* What you are asked to do
Each line from the one that contains "Serialize everything readable" through the end of the entries should be repeated exactly, with nothing added.

(Element data from apps and pages)
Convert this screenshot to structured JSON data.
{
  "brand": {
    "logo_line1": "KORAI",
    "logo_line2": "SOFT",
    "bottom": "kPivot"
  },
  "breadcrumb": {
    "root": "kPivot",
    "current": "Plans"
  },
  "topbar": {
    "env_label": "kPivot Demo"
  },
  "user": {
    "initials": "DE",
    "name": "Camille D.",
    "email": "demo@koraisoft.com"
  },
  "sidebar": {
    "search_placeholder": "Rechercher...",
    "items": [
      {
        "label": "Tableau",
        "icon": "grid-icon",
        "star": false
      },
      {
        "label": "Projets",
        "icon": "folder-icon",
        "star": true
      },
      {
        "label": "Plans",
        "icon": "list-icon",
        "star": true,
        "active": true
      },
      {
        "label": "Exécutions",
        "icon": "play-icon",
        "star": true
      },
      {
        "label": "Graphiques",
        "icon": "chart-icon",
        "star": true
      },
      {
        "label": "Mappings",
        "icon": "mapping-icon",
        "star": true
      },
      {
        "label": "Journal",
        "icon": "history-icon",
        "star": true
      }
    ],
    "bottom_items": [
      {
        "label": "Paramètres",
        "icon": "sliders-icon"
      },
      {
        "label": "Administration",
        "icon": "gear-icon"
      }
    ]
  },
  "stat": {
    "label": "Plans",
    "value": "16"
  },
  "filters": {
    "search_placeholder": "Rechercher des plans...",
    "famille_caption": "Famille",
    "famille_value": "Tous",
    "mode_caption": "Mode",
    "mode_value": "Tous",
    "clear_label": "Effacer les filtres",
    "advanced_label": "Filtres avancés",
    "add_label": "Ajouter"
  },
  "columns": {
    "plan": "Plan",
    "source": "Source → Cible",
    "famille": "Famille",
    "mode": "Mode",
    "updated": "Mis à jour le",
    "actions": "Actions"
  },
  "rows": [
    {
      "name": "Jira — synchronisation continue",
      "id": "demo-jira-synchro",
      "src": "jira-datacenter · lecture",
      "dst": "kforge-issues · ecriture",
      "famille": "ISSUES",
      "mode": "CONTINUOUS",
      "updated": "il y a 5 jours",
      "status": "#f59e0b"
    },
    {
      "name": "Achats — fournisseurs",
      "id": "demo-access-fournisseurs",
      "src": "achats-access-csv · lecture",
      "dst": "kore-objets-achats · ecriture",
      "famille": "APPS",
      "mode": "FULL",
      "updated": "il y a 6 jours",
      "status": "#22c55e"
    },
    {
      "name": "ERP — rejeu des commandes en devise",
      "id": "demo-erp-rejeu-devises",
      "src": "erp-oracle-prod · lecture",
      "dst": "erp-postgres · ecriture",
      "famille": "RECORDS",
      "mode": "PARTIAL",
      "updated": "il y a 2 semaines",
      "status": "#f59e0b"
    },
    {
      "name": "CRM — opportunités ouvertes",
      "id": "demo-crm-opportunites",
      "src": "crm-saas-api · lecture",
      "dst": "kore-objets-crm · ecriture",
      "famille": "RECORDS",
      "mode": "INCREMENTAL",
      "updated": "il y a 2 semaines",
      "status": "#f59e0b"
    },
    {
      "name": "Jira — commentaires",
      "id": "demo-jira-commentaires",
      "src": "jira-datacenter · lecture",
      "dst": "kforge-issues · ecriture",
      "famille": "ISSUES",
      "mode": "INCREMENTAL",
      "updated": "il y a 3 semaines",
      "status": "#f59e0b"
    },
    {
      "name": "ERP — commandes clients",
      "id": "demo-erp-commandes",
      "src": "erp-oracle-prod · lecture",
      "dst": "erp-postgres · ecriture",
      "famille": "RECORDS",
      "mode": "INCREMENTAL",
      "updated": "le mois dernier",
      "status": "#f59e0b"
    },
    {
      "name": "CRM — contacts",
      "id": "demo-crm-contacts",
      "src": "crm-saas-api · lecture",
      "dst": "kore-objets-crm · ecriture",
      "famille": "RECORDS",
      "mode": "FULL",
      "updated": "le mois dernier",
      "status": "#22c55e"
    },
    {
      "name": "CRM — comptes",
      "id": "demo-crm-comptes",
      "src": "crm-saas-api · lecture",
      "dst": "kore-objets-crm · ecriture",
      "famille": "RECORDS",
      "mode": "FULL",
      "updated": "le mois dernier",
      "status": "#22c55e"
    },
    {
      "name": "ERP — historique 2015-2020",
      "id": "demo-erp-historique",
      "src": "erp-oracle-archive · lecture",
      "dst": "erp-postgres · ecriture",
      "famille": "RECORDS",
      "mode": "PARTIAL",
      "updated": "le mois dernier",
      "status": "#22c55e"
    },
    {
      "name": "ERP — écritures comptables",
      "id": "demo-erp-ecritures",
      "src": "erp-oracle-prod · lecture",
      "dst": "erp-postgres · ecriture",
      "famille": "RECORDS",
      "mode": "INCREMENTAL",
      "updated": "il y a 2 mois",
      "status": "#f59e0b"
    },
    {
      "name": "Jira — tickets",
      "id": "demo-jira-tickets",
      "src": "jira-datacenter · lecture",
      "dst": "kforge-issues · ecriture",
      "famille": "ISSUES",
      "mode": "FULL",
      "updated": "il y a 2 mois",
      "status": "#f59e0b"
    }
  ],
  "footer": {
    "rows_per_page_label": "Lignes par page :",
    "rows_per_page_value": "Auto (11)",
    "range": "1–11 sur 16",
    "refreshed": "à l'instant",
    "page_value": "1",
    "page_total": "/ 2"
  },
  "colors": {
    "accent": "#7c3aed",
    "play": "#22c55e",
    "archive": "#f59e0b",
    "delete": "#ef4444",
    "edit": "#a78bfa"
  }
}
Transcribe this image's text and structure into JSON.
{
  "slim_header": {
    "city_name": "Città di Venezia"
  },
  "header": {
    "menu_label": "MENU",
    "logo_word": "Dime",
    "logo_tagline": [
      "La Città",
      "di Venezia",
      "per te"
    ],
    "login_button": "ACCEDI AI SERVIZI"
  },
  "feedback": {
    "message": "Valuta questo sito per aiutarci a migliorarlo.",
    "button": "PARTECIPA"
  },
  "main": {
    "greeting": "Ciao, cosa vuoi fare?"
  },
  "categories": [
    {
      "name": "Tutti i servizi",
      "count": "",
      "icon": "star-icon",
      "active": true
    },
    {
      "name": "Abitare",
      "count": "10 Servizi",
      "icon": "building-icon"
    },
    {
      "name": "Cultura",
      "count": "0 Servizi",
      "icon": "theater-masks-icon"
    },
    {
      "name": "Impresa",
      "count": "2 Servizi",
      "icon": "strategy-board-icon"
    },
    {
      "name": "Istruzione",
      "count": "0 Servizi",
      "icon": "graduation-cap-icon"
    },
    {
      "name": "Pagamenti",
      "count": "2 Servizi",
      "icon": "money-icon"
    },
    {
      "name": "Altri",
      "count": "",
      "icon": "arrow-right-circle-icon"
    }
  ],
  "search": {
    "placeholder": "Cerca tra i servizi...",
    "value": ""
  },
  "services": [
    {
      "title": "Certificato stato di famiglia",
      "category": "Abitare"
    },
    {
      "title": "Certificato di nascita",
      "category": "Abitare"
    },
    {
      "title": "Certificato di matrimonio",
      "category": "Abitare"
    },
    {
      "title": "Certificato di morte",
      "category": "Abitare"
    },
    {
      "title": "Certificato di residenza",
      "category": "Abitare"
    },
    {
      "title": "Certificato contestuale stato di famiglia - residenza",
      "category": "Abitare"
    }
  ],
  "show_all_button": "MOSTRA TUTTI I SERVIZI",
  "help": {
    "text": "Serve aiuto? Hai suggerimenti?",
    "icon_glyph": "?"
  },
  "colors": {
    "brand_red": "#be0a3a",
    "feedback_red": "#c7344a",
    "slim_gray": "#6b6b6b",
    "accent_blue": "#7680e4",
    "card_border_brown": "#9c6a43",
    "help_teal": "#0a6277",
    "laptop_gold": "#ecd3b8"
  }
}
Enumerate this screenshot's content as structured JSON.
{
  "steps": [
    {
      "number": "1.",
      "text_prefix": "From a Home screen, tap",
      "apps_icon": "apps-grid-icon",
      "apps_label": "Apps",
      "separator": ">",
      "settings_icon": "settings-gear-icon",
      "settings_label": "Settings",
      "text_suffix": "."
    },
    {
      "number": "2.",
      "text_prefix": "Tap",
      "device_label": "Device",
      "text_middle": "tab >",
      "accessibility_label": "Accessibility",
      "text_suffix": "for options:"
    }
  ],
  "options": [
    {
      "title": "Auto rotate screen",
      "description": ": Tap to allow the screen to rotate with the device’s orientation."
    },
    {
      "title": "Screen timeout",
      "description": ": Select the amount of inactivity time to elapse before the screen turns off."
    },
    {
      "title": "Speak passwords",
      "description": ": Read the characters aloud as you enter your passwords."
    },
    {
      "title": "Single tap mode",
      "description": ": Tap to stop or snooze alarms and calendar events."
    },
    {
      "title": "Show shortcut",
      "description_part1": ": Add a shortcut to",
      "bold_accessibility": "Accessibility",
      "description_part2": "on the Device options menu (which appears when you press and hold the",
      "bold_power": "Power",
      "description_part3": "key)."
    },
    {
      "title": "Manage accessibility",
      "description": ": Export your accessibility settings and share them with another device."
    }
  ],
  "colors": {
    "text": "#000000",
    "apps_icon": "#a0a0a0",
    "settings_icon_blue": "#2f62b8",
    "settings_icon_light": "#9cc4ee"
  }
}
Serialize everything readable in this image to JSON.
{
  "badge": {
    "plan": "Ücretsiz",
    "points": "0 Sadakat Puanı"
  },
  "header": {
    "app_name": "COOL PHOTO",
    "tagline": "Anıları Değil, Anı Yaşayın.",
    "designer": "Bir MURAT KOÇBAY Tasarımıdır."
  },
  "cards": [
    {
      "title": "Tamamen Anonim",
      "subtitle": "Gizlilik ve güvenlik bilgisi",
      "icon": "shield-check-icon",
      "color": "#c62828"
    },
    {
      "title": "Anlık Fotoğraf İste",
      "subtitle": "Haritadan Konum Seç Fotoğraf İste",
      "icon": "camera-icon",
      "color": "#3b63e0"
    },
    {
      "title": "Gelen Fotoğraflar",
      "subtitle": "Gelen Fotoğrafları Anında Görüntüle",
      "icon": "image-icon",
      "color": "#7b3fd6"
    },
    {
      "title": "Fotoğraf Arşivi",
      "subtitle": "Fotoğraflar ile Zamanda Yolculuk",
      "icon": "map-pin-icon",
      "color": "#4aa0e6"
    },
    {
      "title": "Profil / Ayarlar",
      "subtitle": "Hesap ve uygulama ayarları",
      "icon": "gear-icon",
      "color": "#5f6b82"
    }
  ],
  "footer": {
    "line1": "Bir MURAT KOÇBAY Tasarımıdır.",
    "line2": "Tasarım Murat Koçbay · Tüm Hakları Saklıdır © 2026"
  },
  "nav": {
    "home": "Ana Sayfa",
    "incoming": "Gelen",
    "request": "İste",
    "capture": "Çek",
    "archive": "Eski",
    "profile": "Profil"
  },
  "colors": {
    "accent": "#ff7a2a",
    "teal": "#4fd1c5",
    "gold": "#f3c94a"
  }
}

* Task result
Serialize everything readable in this image to JSON.
{
  "badge": {
    "plan": "Ücretsiz",
    "points": "0 Sadakat Puanı"
  },
  "header": {
    "app_name": "COOL PHOTO",
    "tagline": "Anıları Değil, Anı Yaşayın.",
    "designer": "Bir MURAT KOÇBAY Tasarımıdır."
  },
  "cards": [
    {
      "title": "Tamamen Anonim",
      "subtitle": "Gizlilik ve güvenlik bilgisi",
      "icon": "shield-check-icon",
      "color": "#c62828"
    },
    {
      "title": "Anlık Fotoğraf İste",
      "subtitle": "Haritadan Konum Seç Fotoğraf İste",
      "icon": "camera-icon",
      "color": "#3b63e0"
    },
    {
      "title": "Gelen Fotoğraflar",
      "subtitle": "Gelen Fotoğrafları Anında Görüntüle",
      "icon": "image-icon",
      "color": "#7b3fd6"
    },
    {
      "title": "Fotoğraf Arşivi",
      "subtitle": "Fotoğraflar ile Zamanda Yolculuk",
      "icon": "map-pin-icon",
      "color": "#4aa0e6"
    },
    {
      "title": "Profil / Ayarlar",
      "subtitle": "Hesap ve uygulama ayarları",
      "icon": "gear-icon",
      "color": "#5f6b82"
    }
  ],
  "footer": {
    "line1": "Bir MURAT KOÇBAY Tasarımıdır.",
    "line2": "Tasarım Murat Koçbay · Tüm Hakları Saklıdır © 2026"
  },
  "nav": {
    "home": "Ana Sayfa",
    "incoming": "Gelen",
    "request": "İste",
    "capture": "Çek",
    "archive": "Eski",
    "profile": "Profil"
  },
  "colors": {
    "accent": "#ff7a2a",
    "teal": "#4fd1c5",
    "gold": "#f3c94a"
  }
}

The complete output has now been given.